Zoo Tips

My absolute favorite excursion to enjoy with little ones is the zoo. Being somewhat of a homebody, staying home with the kiddos is perfectly fine on most days, but it is really nice to get some fresh air and give them a childhood too. :) The zoo has become my go-to adventure.

 

 

It just isn’t safe for me to take the kids to a pool yet. We’ll have time for that someday, but they need to become stronger swimmers first. The library is great, and we go there often, but the stress of keeping them quietly corralled while I check out books can leave my blood pressure a little higher than I’d prefer! Children’s museums are becoming more of a possibility for us, but I can’t bear to make any of them stay in the stroller or carrier and watch other kids play… and when they go three directions at once it gets tricky. The zoo is our best bet right now for the following reasons:

1. It’s stroller-friendly.

2. We get to be outdoors.

3. We can pack a lunch from home.

4. I can easily nurse when I need to help a little one.

5. It’s inexpensive if you buy a membership.

6. We learn about and enjoy God’s creation of animals.

7. Our zoo is far enough away that my kids get to nap on the way.

8. The schedule of the day is extremely flexible. Whenever we get out the door is fine!

9. It’s a great place to meet up with other families.

10. There are indoor and outdoor activities, so if it is windy or cold outside, we can still have a fun day together.

After all these zoo excursions, I’ve learned a few tips for making the day go smoothly, and I’d like to share them!
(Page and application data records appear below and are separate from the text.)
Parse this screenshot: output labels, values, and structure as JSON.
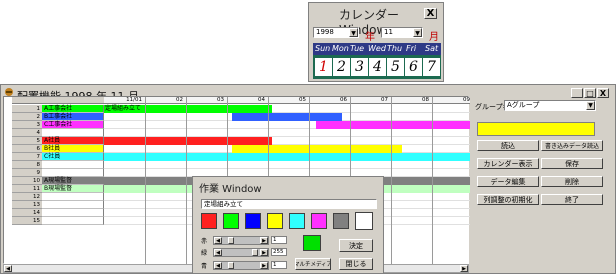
{
  "calendar": {
    "title": "カレンダーWindow",
    "close_label": "X",
    "year_value": "1998",
    "year_unit": "年",
    "month_value": "11",
    "month_unit": "月",
    "weekdays": [
      "Sun",
      "Mon",
      "Tue",
      "Wed",
      "Thu",
      "Fri",
      "Sat"
    ],
    "days": [
      "1",
      "2",
      "3",
      "4",
      "5",
      "6",
      "7"
    ]
  },
  "main": {
    "title": "配置機能  1998 年 11 月",
    "controls": [
      "_",
      "□",
      "X"
    ],
    "day_headers": [
      "11/01",
      "02",
      "03",
      "04",
      "05",
      "06",
      "07",
      "08",
      "09"
    ],
    "rows": [
      {
        "num": "1",
        "name": "A工事会社",
        "bg": "#00ff00"
      },
      {
        "num": "2",
        "name": "B工事会社",
        "bg": "#3060ff"
      },
      {
        "num": "3",
        "name": "C工事会社",
        "bg": "#ff30ff"
      },
      {
        "num": "4",
        "name": "",
        "bg": ""
      },
      {
        "num": "5",
        "name": "A社員",
        "bg": "#ff2020"
      },
      {
        "num": "6",
        "name": "B社員",
        "bg": "#ffff00"
      },
      {
        "num": "7",
        "name": "C社員",
        "bg": "#30ffff"
      },
      {
        "num": "8",
        "name": "",
        "bg": ""
      },
      {
        "num": "9",
        "name": "",
        "bg": ""
      },
      {
        "num": "10",
        "name": "A現場監督",
        "bg": "#808080"
      },
      {
        "num": "11",
        "name": "B現場監督",
        "bg": "#c0ffc0"
      },
      {
        "num": "12",
        "name": "",
        "bg": ""
      },
      {
        "num": "13",
        "name": "",
        "bg": ""
      },
      {
        "num": "14",
        "name": "",
        "bg": ""
      },
      {
        "num": "15",
        "name": "",
        "bg": ""
      }
    ],
    "cell_text": "定場組み立て",
    "bar_colors": {
      "green": "#00ff00",
      "blue": "#3060ff",
      "magenta": "#ff30ff",
      "red": "#ff2020",
      "yellow": "#ffff00",
      "cyan": "#30ffff",
      "gray": "#808080",
      "lightgreen": "#c0ffc0"
    }
  },
  "right_panel": {
    "group_label": "グループ名",
    "group_value": "Aグループ",
    "buttons": [
      "読込",
      "書き込みデータ読込",
      "カレンダー表示",
      "保存",
      "データ編集",
      "削除",
      "列調整の初期化",
      "終了"
    ]
  },
  "work_window": {
    "title": "作業 Window",
    "text_value": "定場組み立て",
    "colors": [
      "#ff2020",
      "#00ff00",
      "#0000ff",
      "#ffff00",
      "#30ffff",
      "#ff30ff",
      "#808080",
      "#ffffff"
    ],
    "slider_labels": [
      "赤",
      "緑",
      "青"
    ],
    "slider_values": [
      "1",
      "255",
      "1"
    ],
    "preview_color": "#00e000",
    "ok_button": "決定",
    "multi_button": "マルチメディア",
    "close_button": "閉じる"
  }
}
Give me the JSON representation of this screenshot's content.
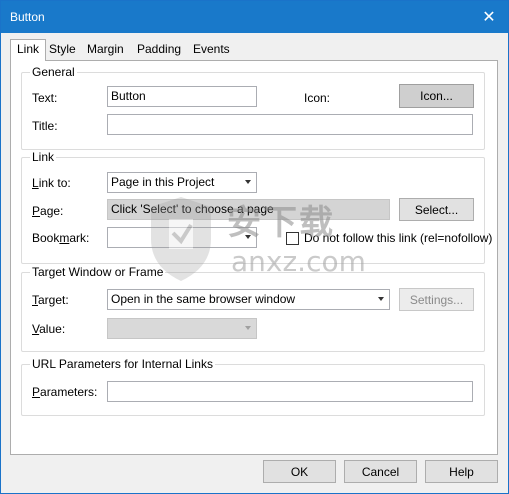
{
  "window": {
    "title": "Button",
    "close_glyph": "✕"
  },
  "tabs": [
    {
      "label": "Link"
    },
    {
      "label": "Style"
    },
    {
      "label": "Margin"
    },
    {
      "label": "Padding"
    },
    {
      "label": "Events"
    }
  ],
  "general": {
    "title": "General",
    "text_label": "Text:",
    "text_value": "Button",
    "icon_label": "Icon:",
    "icon_button": "Icon...",
    "title_label": "Title:",
    "title_value": ""
  },
  "link": {
    "title": "Link",
    "link_to_label": "Link to:",
    "link_to_value": "Page in this Project",
    "page_label": "Page:",
    "page_value": "Click 'Select' to choose a page",
    "select_button": "Select...",
    "bookmark_label": "Bookmark:",
    "bookmark_value": "",
    "nofollow_label": "Do not follow this link (rel=nofollow)",
    "nofollow_checked": false
  },
  "target": {
    "title": "Target Window or Frame",
    "target_label": "Target:",
    "target_value": "Open in the same browser window",
    "settings_button": "Settings...",
    "value_label": "Value:",
    "value_value": ""
  },
  "url_params": {
    "title": "URL Parameters for Internal Links",
    "parameters_label": "Parameters:",
    "parameters_value": ""
  },
  "footer": {
    "ok": "OK",
    "cancel": "Cancel",
    "help": "Help"
  },
  "watermark": {
    "text_main": "安下载",
    "text_sub": "anxz.com"
  },
  "colors": {
    "titlebar": "#1979ca",
    "dialog_bg": "#f0f0f0",
    "panel_bg": "#ffffff"
  }
}
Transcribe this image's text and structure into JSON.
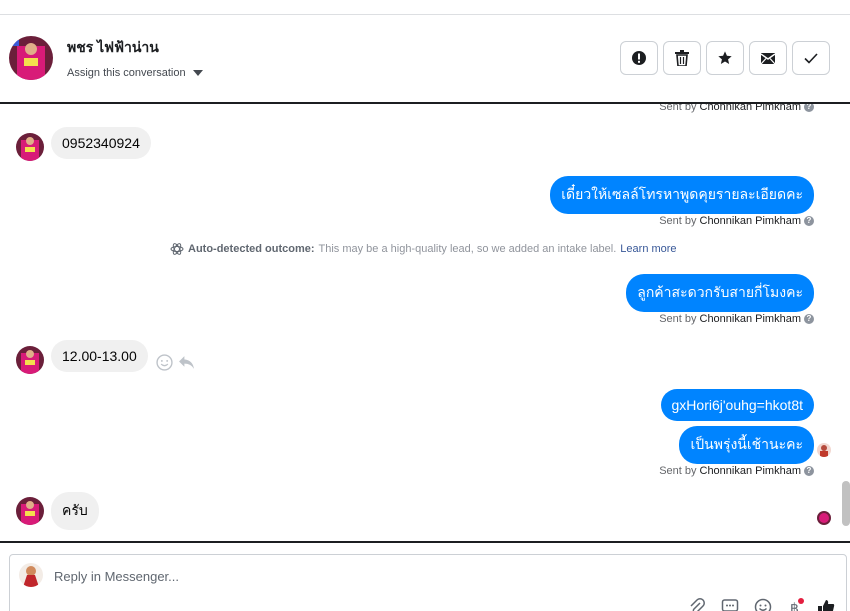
{
  "header": {
    "contact_name": "พชร ไฟฟ้าน่าน",
    "assign_label": "Assign this conversation",
    "actions": [
      {
        "name": "mark-spam-button",
        "icon": "exclamation-icon"
      },
      {
        "name": "delete-button",
        "icon": "trash-icon"
      },
      {
        "name": "star-button",
        "icon": "star-icon"
      },
      {
        "name": "mark-unread-button",
        "icon": "envelope-icon"
      },
      {
        "name": "mark-done-button",
        "icon": "check-icon"
      }
    ]
  },
  "thread": {
    "sent_by_prefix": "Sent by",
    "agent_name": "Chonnikan Pimkham",
    "messages": [
      {
        "id": "m1",
        "direction": "in",
        "text": "0952340924"
      },
      {
        "id": "m2",
        "direction": "out",
        "text": "เดี๋ยวให้เซลล์โทรหาพูดคุยรายละเอียดคะ"
      },
      {
        "id": "m3",
        "direction": "out",
        "text": "ลูกค้าสะดวกรับสายกี่โมงคะ"
      },
      {
        "id": "m4",
        "direction": "in",
        "text": "12.00-13.00"
      },
      {
        "id": "m5",
        "direction": "out",
        "text": "gxHori6j'ouhg=hkot8t"
      },
      {
        "id": "m6",
        "direction": "out",
        "text": "เป็นพรุ่งนี้เช้านะคะ"
      },
      {
        "id": "m7",
        "direction": "in",
        "text": "ครับ"
      }
    ],
    "outcome": {
      "label": "Auto-detected outcome:",
      "text": "This may be a high-quality lead, so we added an intake label.",
      "link": "Learn more"
    }
  },
  "composer": {
    "placeholder": "Reply in Messenger..."
  },
  "colors": {
    "outgoing_bubble": "#0084ff",
    "incoming_bubble": "#f0f0f0",
    "link": "#385898"
  }
}
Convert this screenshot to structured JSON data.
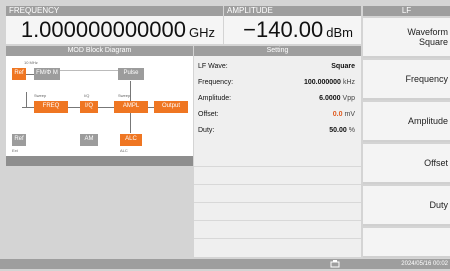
{
  "frequency": {
    "label": "FREQUENCY",
    "value": "1.000000000000",
    "unit": "GHz"
  },
  "amplitude": {
    "label": "AMPLITUDE",
    "value": "−140.00",
    "unit": "dBm"
  },
  "mod_panel": {
    "title": "MOD Block Diagram",
    "blocks": {
      "ref1": "Ref",
      "fmpm": "FM/Φ M",
      "pulse": "Pulse",
      "freq": "FREQ",
      "iq": "I/Q",
      "ampl": "AMPL",
      "output": "Output",
      "ref2": "Ref",
      "am": "AM",
      "alc": "ALC"
    },
    "tiny_labels": {
      "t1": "10 MHz",
      "t2": "Sweep",
      "t3": "I/Q",
      "t4": "Sweep",
      "t5": "ALC",
      "t6": "Ext"
    }
  },
  "settings_panel": {
    "title": "Setting",
    "rows": [
      {
        "label": "LF Wave:",
        "value": "Square",
        "unit": ""
      },
      {
        "label": "Frequency:",
        "value": "100.000000",
        "unit": "kHz"
      },
      {
        "label": "Amplitude:",
        "value": "6.0000",
        "unit": "Vpp"
      },
      {
        "label": "Offset:",
        "value": "0.0",
        "unit": "mV"
      },
      {
        "label": "Duty:",
        "value": "50.00",
        "unit": "%"
      }
    ]
  },
  "softkeys": {
    "header": "LF",
    "waveform_line1": "Waveform",
    "waveform_line2": "Square",
    "frequency": "Frequency",
    "amplitude": "Amplitude",
    "offset": "Offset",
    "duty": "Duty"
  },
  "status": {
    "datetime": "2024/05/16 00:02"
  },
  "colors": {
    "accent_orange": "#ef7622",
    "offset_value": "#e05a1e"
  }
}
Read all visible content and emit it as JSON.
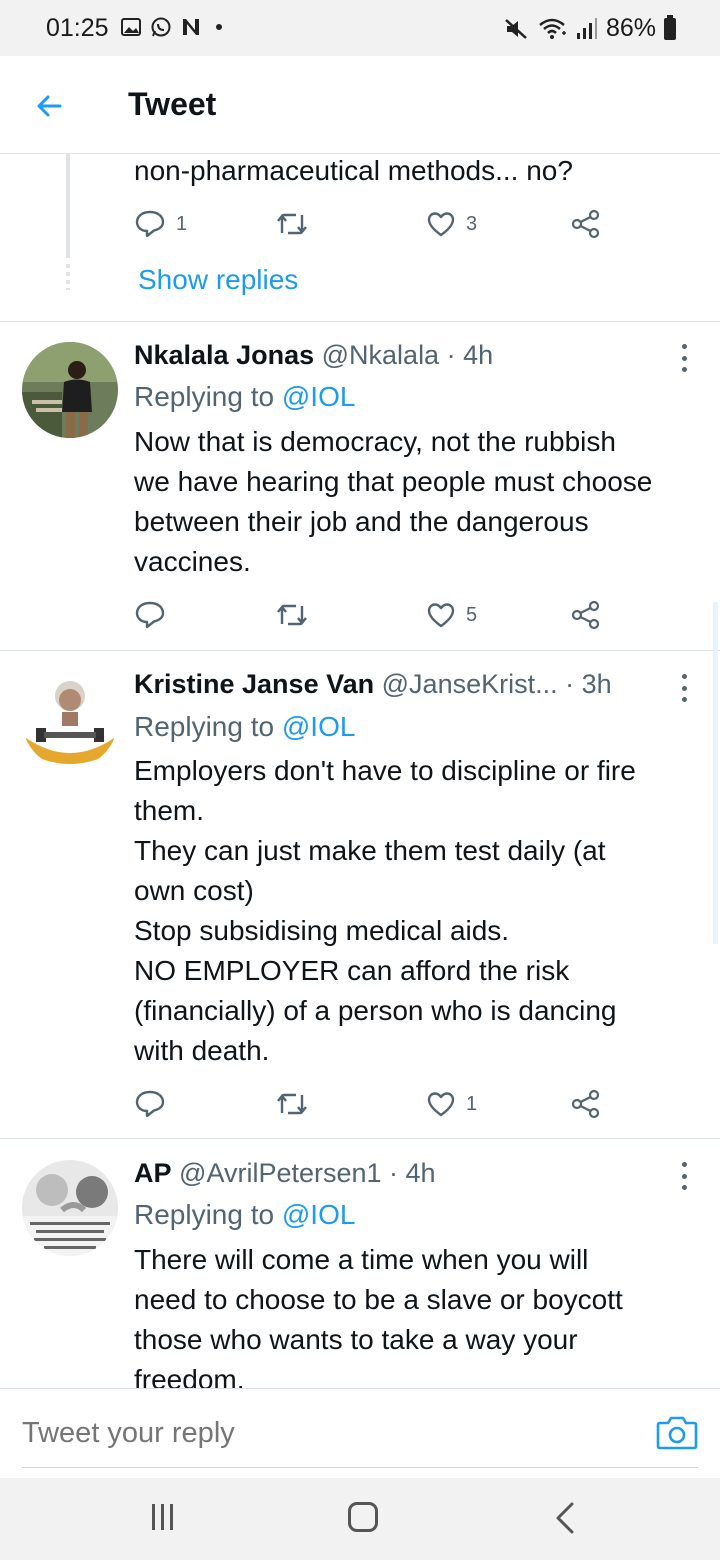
{
  "status_bar": {
    "time": "01:25",
    "battery": "86%"
  },
  "header": {
    "title": "Tweet"
  },
  "previous_tweet": {
    "text_tail": "non-pharmaceutical methods... no?",
    "replies": "1",
    "likes": "3",
    "show_replies": "Show replies"
  },
  "tweets": [
    {
      "name": "Nkalala Jonas",
      "handle": "@Nkalala",
      "time": "· 4h",
      "replying_prefix": "Replying to ",
      "replying_to": "@IOL",
      "lines": [
        "Now that is democracy, not the rubbish",
        "we have hearing that people must choose",
        "between their job and the dangerous",
        "vaccines."
      ],
      "likes": "5"
    },
    {
      "name": "Kristine Janse Van",
      "handle": "@JanseKrist...",
      "time": "· 3h",
      "replying_prefix": "Replying to ",
      "replying_to": "@IOL",
      "lines": [
        "Employers don't have to discipline or fire",
        "them.",
        "They can just make them test daily (at",
        "own cost)",
        "Stop subsidising medical aids.",
        "NO EMPLOYER can afford the risk",
        "(financially) of a person who is dancing",
        "with death."
      ],
      "likes": "1",
      "avatar_caption": "I AM VACCINATED"
    },
    {
      "name": "AP",
      "handle": "@AvrilPetersen1",
      "time": "· 4h",
      "replying_prefix": "Replying to ",
      "replying_to": "@IOL",
      "lines": [
        "There will come a time when you will",
        "need to choose to be a slave or boycott",
        "those who wants to take a way your",
        "freedom."
      ],
      "avatar_caption": "God chose the color of your skin. You choose the color of your character"
    }
  ],
  "composer": {
    "placeholder": "Tweet your reply"
  },
  "icons": {
    "back": "arrow-left-icon",
    "reply": "speech-bubble-icon",
    "retweet": "retweet-icon",
    "like": "heart-icon",
    "share": "share-icon",
    "camera": "camera-icon",
    "more": "vertical-ellipsis-icon"
  },
  "colors": {
    "accent": "#1d9bf0",
    "text": "#0f1419",
    "secondary": "#536471"
  }
}
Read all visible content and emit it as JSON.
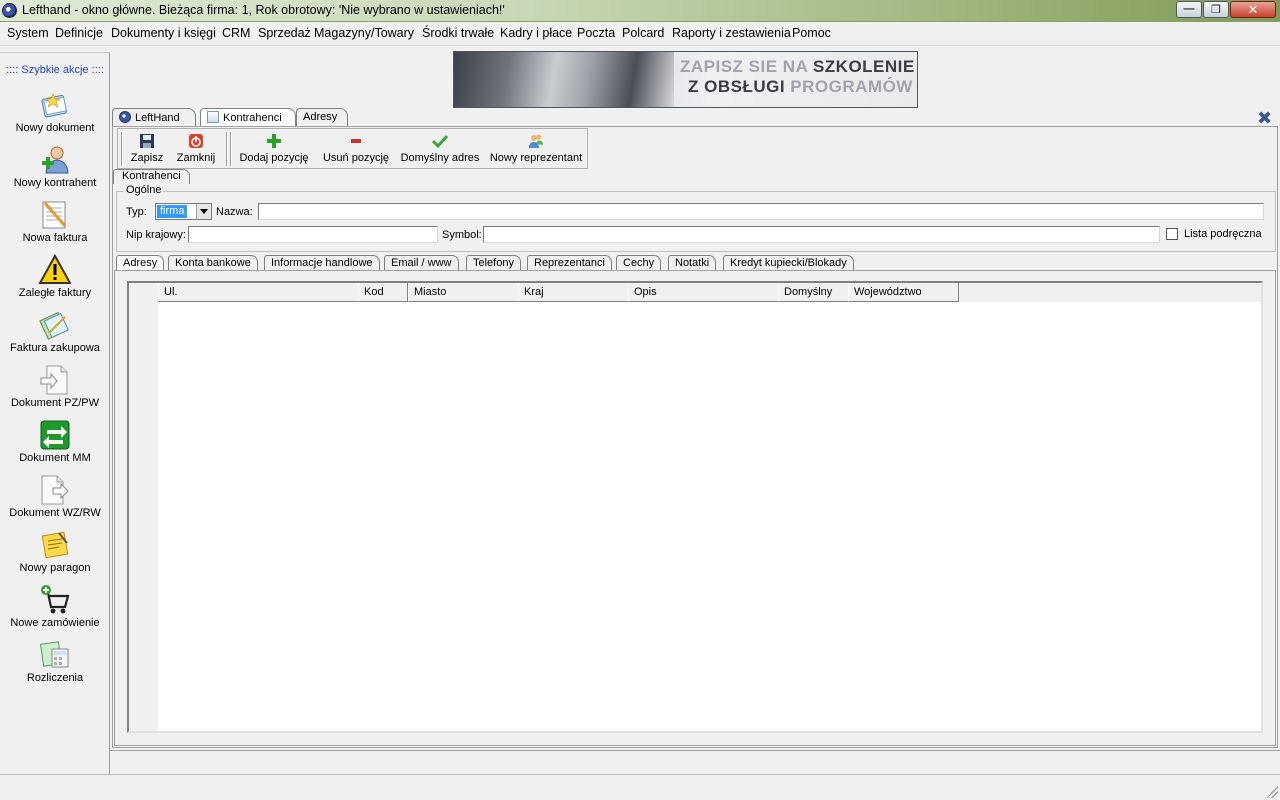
{
  "window": {
    "title": "Lefthand - okno główne. Bieżąca firma: 1, Rok obrotowy: 'Nie wybrano w ustawieniach!'"
  },
  "menu": [
    "System",
    "Definicje",
    "Dokumenty i księgi",
    "CRM",
    "Sprzedaż",
    "Magazyny/Towary",
    "Środki trwałe",
    "Kadry i płace",
    "Poczta",
    "Polcard",
    "Raporty i zestawienia",
    "Pomoc"
  ],
  "sidebar": {
    "title": ":::: Szybkie akcje ::::",
    "items": [
      {
        "label": "Nowy dokument",
        "icon": "new-document-icon"
      },
      {
        "label": "Nowy kontrahent",
        "icon": "new-contractor-icon"
      },
      {
        "label": "Nowa faktura",
        "icon": "new-invoice-icon"
      },
      {
        "label": "Zaległe faktury",
        "icon": "warning-icon"
      },
      {
        "label": "Faktura zakupowa",
        "icon": "purchase-invoice-icon"
      },
      {
        "label": "Dokument PZ/PW",
        "icon": "document-in-icon"
      },
      {
        "label": "Dokument MM",
        "icon": "transfer-icon"
      },
      {
        "label": "Dokument WZ/RW",
        "icon": "document-out-icon"
      },
      {
        "label": "Nowy paragon",
        "icon": "receipt-icon"
      },
      {
        "label": "Nowe zamówienie",
        "icon": "cart-icon"
      },
      {
        "label": "Rozliczenia",
        "icon": "settlements-icon"
      }
    ]
  },
  "banner": {
    "line1_a": "ZAPISZ SIE NA",
    "line1_b": "SZKOLENIE",
    "line2_a": "Z OBSŁUGI",
    "line2_b": "PROGRAMÓW"
  },
  "doc_tabs": [
    "LeftHand",
    "Kontrahenci",
    "Adresy"
  ],
  "toolbar": {
    "save": "Zapisz",
    "close": "Zamknij",
    "add": "Dodaj pozycję",
    "remove": "Usuń pozycję",
    "default_address": "Domyślny adres",
    "new_representative": "Nowy reprezentant"
  },
  "section_tab": "Kontrahenci",
  "general": {
    "legend": "Ogólne",
    "type_label": "Typ:",
    "type_value": "firma",
    "name_label": "Nazwa:",
    "name_value": "",
    "nip_label": "Nip krajowy:",
    "nip_value": "",
    "symbol_label": "Symbol:",
    "symbol_value": "",
    "quick_list_label": "Lista podręczna"
  },
  "sub_tabs": [
    "Adresy",
    "Konta bankowe",
    "Informacje handlowe",
    "Email / www",
    "Telefony",
    "Reprezentanci",
    "Cechy",
    "Notatki",
    "Kredyt kupiecki/Blokady"
  ],
  "grid": {
    "columns": [
      "Ul.",
      "Kod",
      "Miasto",
      "Kraj",
      "Opis",
      "Domyślny",
      "Województwo"
    ],
    "rows": []
  },
  "colors": {
    "accent_blue": "#2244cc",
    "selection": "#3399ff"
  }
}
  • If at all possible, pack a lunch the night before. I don’t like wasting the morning making food. There is enough to do to get out the door, so if the lunches are packed it’s a major plus.
     
  • Spray bottles. For warm summer days, consider buying a spray bottle for each child. They can carry it and mist themselves to keep cool. These are a big hit with my boys!
  • Pack a morning and an afternoon snack, and store them separately. I like to cut up red peppers and apples, and bring carrots for zoo snacks. Of course there are lots of easy options such as graham or animal crackers, raisins, etc… I usually have the boys eat a veggie before they get the carb option. All of these are relatively clean snacks, and easy to eat in a stroller or on a bench. I suggest packing them separately so it isn’t necessary to rummage through the stroller to get them.    
                    
  • Take a stroller or a wagon even if your kids have recently outgrown theirs. A lot of walking is required. It’s great for kids to be able to sit down briefly. Also it’s extremely beneficial to have a place to store food, snack, changes or clothes, sunscreen, spray bottles, hats, etc… As shown above, not only do I make use of a stroller, I also use a baby carrier and backpacks with a harness to keep my curious toddlers close. These are useful for exhibits that require the stroller to be parked.
  • Give yourself plenty of time to enjoy the animals… and attend to your kiddos. I’m almost   embarrassed to say this, but between lunches, snacks, bathroom breaks, and nursing sessions, we used to average seeing about one group of animals per hour. Yikes! It seems so silly to drive all that way to see four or five animal groups, but my kids are just happy to be outdoors. As soon as I adjusted my expectation that we weren’t going to cover the whole zoo, I have a lot more fun too. Thankfully we get more ground covered now. :)
     
  • Ask each child which animal is their priority for the day. With #5 in mind, on the car ride, ask each child which animal at the zoo is their favorite to watch. That way, the day is prioritized. Anything else is an added bonus. Inevitably my boys will ask to go to the dolphin show. I usually agree, but I explain that means we aren’t going to be spending money on any other exhibits. It helps to set this expectation in the car beforehand.  
  • Car rules. Pick three to five zoo rules, and share them with your kids on the way. For example, “1. Stay with mommy. 2. No complaining (especially when we have to leave). 3. Try to be patient. 4. Be respectful towards the animals, zoo guests, and zoo property. 5. Try to notice or learn something new!” Go over these several times, and try to keep them the same for each zoo trip.
     
  • Dress in layers. The temperature can vary quite a bit from midmorning to midafternoon, so I like to put my boys in layers. It just makes it simpler to remove a hoodie than be hot half the day in a shirt that is too warm. This is another reason that wagon or stroller is good to have--more storage needs!
  • Leave before they melt down. We know when our kids are getting to that point. Try to hit the restrooms and make your way home before it becomes a battle. Aim to give your kids updates such as, “Okay after this snack we will see the giraffes, and then we are leaving.” After the snack, remind them again. Also refer back to the rule of “no complaining”. Good luck. :) Training our children doesn’t always mean we are met with perfection, but we still aim to teach them good habits.
     
  • Have a fun book on tape for the drive home, and a small snack if necessary (perhaps this will be the time for the afternoon snack). I like to rent books on tape from our library, or sometimes I will let them watch part of a video in the car. However, my kids know that the video will not be started until my potential nappers have fallen asleep. It usually happens quickly, and it gives me time to recap the day with the older one(s).
Posted on April 20, 2016 and filed under Building Your Family.